Rituals replace motivation
If you’re a big biography reader, you may have noticed a trend with very successful people. Almost all of them have some sort of ritual that helps them get into the headspace they need for their various roles.
Whether it’s a morning ritual of meditation, exercise, or eating, or a very specific ritual before a big event, these repetitive acts keep them productive and prosperous.
Rituals are almost necessary for creative processes. These things require presence, focus, and intention, no matter how much talent you have for them. They help lessen distractions and open your mind for more ideas and inspiration.
Having a ritual around these things also takes away the necessity of waiting for motivation.
While you should never stop yourself from putting pen to paper when the motivation hits, for the majority of us, we wouldn’t get much done if we always waited for that lightbulb moment. And if your job requires frequent or constant creative content, waiting for motivation will make it hard to succeed. That’s why we build rituals.
Rituals are the cure for motivation and the path to success.
Stephen King wakes up at 8:00 am every single day of the year and writes at least two thousand words before starting the rest of his day.
Oprah begins every morning with twenty minutes of meditation and heart-pumping exercise. This sets her up to be more productive during her day.
Tim Ferriss also starts his day with meditation. He’s found his rituals have been the key to his success. He’s so passionate about it that he asks every guest about their rituals on his podcast. Learning about other people’s rituals have helped him create more of his own.
And that’s the thing! While a ritual is solely yours, you can still find inspiration for where to start from other people.
But rituals aren’t just for creative processes. Rituals can help with sales too.
Unless you’re new to the sales realm, most of us have had several sales jobs. Some were easy, the money was always there, and you didn’t have to think about it too much. But others, not so much.
Every time you struggled, it’s probably because there was no goal, no process, and definitely no ritual. You were just winging it. And we all started out that way where we were reactive to the role instead of proactive. We followed orders or scripts, waited for the “right customers,” and hoped for motivation to push us harder.
Hopefully, you know better now.
We’ve discussed before how important sales processes and planning are. The next phase of that is creating a ritual out of your process. Whether it’s a brand new sales venture or a change to the process, these are some basic questions and steps you should look at.
- Why is this step important and what are my goals for it?
- What aspects of this step do I have control over, and how can I build KPIs around it?
- What can I do for a short burst of time, typically less than 2 minutes, before this step to become part of the ritual?
- When and how often do I want to do this?
- Build it, and carve out time on your calendar. Having it scheduled means that nothing else can distract you from it.
- Build accountability or a trap that forces you to do the behavior, if needed.

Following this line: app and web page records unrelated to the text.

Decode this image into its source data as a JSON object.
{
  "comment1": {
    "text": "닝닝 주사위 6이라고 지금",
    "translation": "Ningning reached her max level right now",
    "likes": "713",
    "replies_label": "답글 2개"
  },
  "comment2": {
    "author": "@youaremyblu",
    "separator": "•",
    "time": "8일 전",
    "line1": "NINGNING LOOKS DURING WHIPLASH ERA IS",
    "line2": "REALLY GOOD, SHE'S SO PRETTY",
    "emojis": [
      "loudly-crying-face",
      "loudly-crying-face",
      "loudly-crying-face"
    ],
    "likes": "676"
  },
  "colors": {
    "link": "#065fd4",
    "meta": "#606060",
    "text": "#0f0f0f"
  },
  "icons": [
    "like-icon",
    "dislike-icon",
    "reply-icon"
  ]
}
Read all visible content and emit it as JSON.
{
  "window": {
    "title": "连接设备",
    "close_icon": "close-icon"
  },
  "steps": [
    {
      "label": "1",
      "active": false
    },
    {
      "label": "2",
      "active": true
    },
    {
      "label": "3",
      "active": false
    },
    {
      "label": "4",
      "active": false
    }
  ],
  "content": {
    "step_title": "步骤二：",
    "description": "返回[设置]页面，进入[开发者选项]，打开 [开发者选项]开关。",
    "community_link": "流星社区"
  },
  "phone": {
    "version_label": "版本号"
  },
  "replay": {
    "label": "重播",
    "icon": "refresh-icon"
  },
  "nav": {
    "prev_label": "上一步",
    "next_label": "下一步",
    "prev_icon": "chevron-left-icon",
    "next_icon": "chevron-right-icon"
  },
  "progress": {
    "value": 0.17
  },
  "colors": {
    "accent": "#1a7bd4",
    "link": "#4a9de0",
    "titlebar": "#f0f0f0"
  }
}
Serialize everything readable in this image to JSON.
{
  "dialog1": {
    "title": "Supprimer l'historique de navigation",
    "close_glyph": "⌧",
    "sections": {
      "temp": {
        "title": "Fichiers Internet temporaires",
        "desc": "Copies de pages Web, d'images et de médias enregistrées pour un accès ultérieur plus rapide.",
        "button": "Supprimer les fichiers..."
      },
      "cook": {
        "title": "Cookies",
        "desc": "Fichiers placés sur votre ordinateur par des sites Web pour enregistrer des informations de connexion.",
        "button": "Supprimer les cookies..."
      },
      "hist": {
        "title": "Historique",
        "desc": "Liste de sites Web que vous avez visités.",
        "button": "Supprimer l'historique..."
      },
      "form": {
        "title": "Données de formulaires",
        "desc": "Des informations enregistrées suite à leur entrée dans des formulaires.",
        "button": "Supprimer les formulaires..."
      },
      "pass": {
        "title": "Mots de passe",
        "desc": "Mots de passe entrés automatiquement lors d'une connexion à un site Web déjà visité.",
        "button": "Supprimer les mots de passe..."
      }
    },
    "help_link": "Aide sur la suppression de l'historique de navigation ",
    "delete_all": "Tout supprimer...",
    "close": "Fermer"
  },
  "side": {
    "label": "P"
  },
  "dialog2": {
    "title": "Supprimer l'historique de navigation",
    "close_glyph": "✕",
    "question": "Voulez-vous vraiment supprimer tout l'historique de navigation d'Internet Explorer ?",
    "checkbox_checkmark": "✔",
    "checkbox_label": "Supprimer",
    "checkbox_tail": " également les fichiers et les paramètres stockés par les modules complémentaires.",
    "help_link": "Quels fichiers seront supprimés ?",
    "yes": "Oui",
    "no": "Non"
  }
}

- Crush it.
We all know that different aspects of sales require repetitive actions. You’re never going to make a living out of one cold call a day, waiting for someone to walk up to you, or visiting only one office a week. You have to do these things over and over again.
Once you have your goals and KPIs, you’ll know how many people you need to talk to daily or weekly. But planning is the easy part. Now you have to do it. And that’s where creating a ritual comes in.
For example, look at how you can create a ritual around those aspects of selling.
- Get to the office.
- Check your calendar for the day.
- Read and respond to most urgent emails.
- Spend the next two hours cold calling 50 people.
The point is, doing the same things, at the same time, in the same ways every day helps create the habits that will set you up to succeed.
So take a look at your sales process. If you’re not following it as closely as you’d like, maybe you need the ritual. Following this general guideline will help:
And yes, writing it out like that makes it sound easier than it is, but that’s your starting point. It’s your guideline for building the ritual and making it stick. Sometimes you’ll struggle, some days will not work out the way you want. Nobody’s perfect. But if it’s consistently failing, just reevaluate and readjust, if needed.
But everything starts with a process, and the ritual will follow.